===== Input for this task

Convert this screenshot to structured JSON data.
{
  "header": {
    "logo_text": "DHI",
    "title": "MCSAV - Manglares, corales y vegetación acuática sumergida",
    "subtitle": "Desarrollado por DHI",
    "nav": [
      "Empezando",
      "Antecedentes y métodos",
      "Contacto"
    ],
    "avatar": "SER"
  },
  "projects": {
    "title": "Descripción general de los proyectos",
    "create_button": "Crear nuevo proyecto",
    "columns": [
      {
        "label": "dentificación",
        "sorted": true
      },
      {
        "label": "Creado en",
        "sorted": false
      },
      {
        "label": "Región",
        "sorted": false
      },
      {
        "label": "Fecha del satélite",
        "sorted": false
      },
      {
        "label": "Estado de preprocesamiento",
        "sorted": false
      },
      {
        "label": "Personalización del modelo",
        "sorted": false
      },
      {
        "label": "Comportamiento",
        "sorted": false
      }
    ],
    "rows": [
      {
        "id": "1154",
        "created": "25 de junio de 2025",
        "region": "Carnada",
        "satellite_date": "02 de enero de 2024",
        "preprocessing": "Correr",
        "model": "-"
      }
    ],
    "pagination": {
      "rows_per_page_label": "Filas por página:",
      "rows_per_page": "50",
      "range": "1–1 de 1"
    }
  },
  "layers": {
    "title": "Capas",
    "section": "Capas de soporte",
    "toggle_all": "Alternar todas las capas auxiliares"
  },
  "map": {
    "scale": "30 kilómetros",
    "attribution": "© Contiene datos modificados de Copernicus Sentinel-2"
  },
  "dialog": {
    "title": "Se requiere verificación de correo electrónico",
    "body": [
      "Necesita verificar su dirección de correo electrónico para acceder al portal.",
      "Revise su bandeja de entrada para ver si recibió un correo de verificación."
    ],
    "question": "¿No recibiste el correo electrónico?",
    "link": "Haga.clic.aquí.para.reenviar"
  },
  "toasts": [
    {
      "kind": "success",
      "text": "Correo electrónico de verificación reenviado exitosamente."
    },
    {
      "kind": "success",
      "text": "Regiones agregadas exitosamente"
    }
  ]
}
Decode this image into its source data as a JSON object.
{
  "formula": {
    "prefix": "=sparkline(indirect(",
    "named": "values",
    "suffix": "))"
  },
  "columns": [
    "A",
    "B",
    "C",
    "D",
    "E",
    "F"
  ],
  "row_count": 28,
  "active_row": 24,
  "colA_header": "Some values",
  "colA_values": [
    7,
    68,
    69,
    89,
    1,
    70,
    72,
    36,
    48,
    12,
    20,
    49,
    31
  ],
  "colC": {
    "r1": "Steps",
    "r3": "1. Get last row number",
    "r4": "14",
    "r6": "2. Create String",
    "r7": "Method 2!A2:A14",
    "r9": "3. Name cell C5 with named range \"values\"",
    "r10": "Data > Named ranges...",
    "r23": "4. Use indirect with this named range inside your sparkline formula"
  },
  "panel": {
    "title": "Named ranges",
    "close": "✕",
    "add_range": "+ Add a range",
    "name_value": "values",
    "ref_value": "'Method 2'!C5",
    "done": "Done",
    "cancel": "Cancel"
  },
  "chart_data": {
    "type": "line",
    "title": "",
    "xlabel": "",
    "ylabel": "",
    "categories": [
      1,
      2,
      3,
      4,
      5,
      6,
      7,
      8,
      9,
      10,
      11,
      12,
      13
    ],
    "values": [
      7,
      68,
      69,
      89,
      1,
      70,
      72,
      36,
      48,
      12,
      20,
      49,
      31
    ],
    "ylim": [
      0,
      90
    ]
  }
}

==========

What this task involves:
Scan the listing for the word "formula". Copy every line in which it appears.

Exercise answer:
  "formula": {
    "r23": "4. Use indirect with this named range inside your sparkline formula"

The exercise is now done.